Four Dutch citizens of Egyptian origin filed a case on Thursday to the Dutch general prosecution against Egyptian Minister of Interior Mohamed Ibrahim over crimes against humanity.
In a press conference lawyer in the case André Seebregts said that the four plaintiffs were present at “massacres” in Cairo in summer 2013, “where hundreds of unarmed protesters were killed by police and military”.
The protests concerned include the clashes at the Republican Guards Headquarters on 8 July, the Naser Road Clashes on 27 July, and the dispersal of the Rabaa Al-Adaweya sit-in on 14 August. According to a report by Human Rights Watch, the minimum death tolls for these incidents come in at 61, 95 and 817, respectively.

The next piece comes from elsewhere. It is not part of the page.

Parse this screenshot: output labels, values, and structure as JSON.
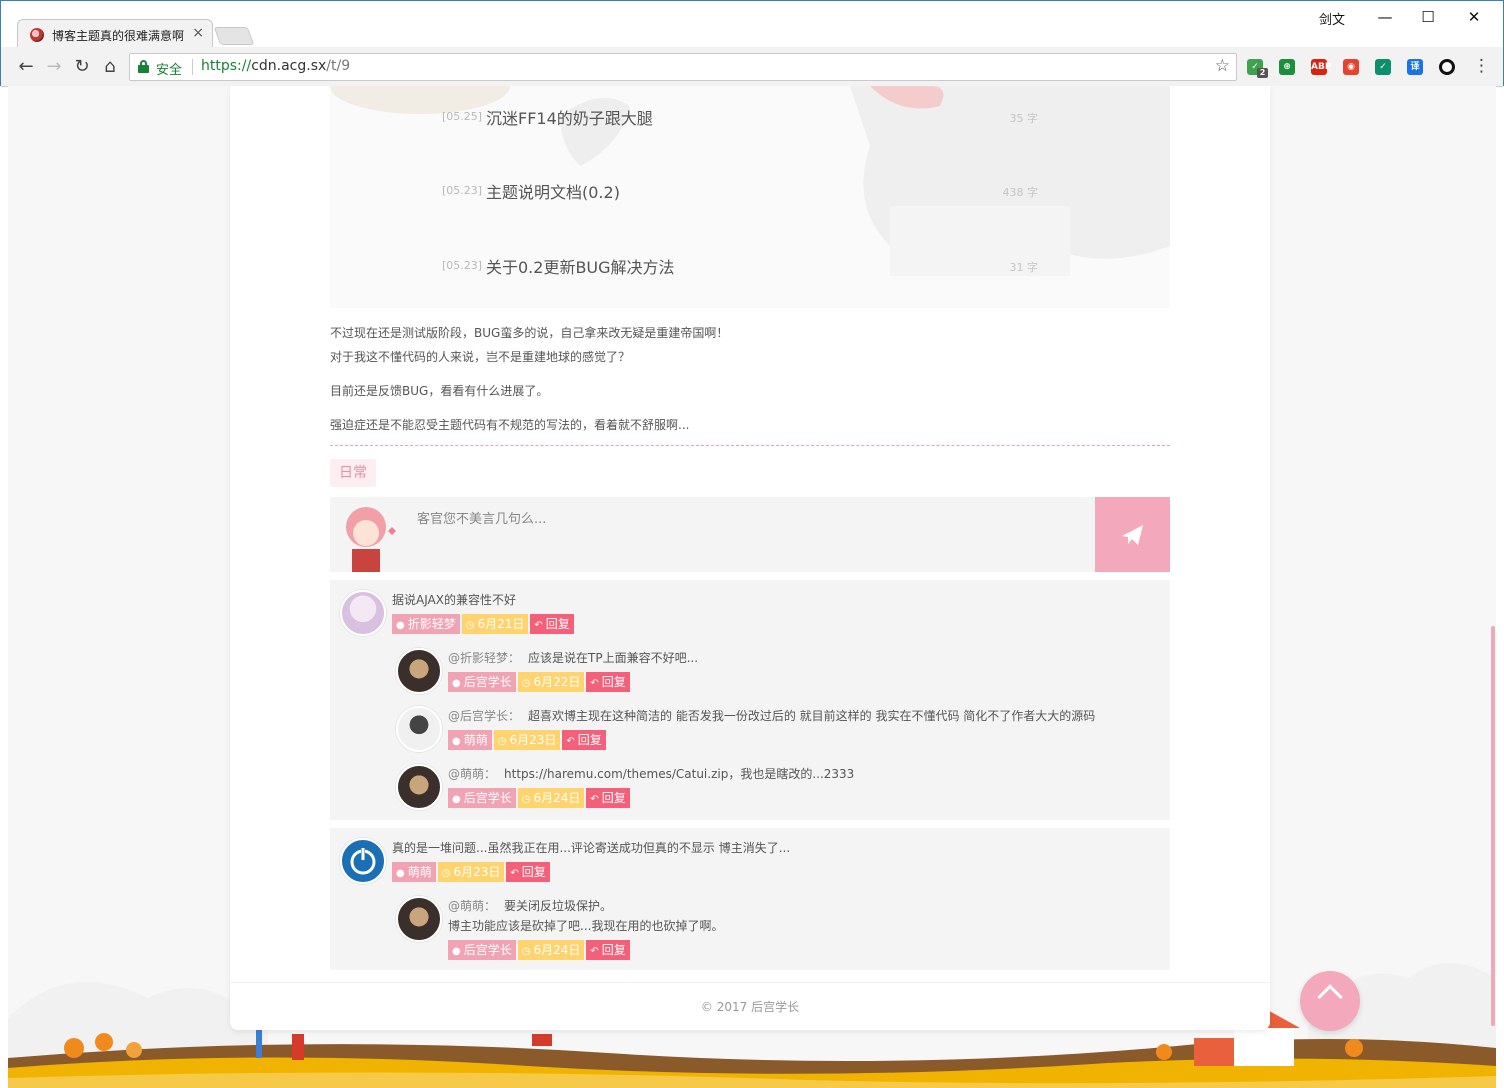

One of the plaintiffs was hit by a bullet in these clashes, Seebregts said. He expects to be able to gather enough evidence to prove crimes against humanity, citing the Human Rights Watch report, based on a large number of sources and eyewitness accounts, that also holds Ibrahim responsible for the killings.
He further said that they plan to file a suits against other Egyptian officials, including former president Adly Mansour and former prime minister Hazem El-Beblawi . The only reason for not including current President Abdel Fattah Al-Sisi, defence minister at the time of the incidents, is because Dutch law prohibits the filing of a case against an acting president, Seebregts added.
In a statement on Saturday, Seebregts explained that a conviction of Ibrahim for crimes against humanity would mean that the minister would not be able to travel to countries with which the Netherlands has an extradition treaty – including, among others, the United States, the European Union, Russia and Turkey – without risking to be arrested and referred to the Netherlands for prosecution.
Seebregts did not enclose the names or other information about the plaintiffs out of fear they could be arrested when travelling to Egypt. “At the moment, there appears to be no rule of law [in Egypt],” he said, referring to the mass death sentence of over 600 supporters of the ousted president Mohamed Morsi, without meeting the “most basic requirements for a fair trial” in Minya, Upper Egypt, in April.
On 8 September, Dutch journalist Rena Netjes filed a case in the Netherlands against the Egyptian journalist Sahar Ramzy over defamation. Netherlands-based Ramzy had written an article about Netjes, who is convicted in Egypt in absentia over charges of aiding terrorists and spreading false news in the case against the Al Jazeera journalists, accusing her of supporting terrorism and having extremist beliefs. Ramzy called on Egyptian authorities to take “appropriate measures against this shameless act that aims to tarnish Egypt”.
In another article in the Egyptian newspaper Al-Youm Al-Sabaa, the Netherlands-based Egyptian businessman Sameh Sourial had accused Netjes of telling “all lies” about Egypt and pledged to file a memo against her to the Dutch Ministry of Foreign Affairs.
Netjes said in a reaction that articles as these are ways to intimidate her to stop reporting on Egypt.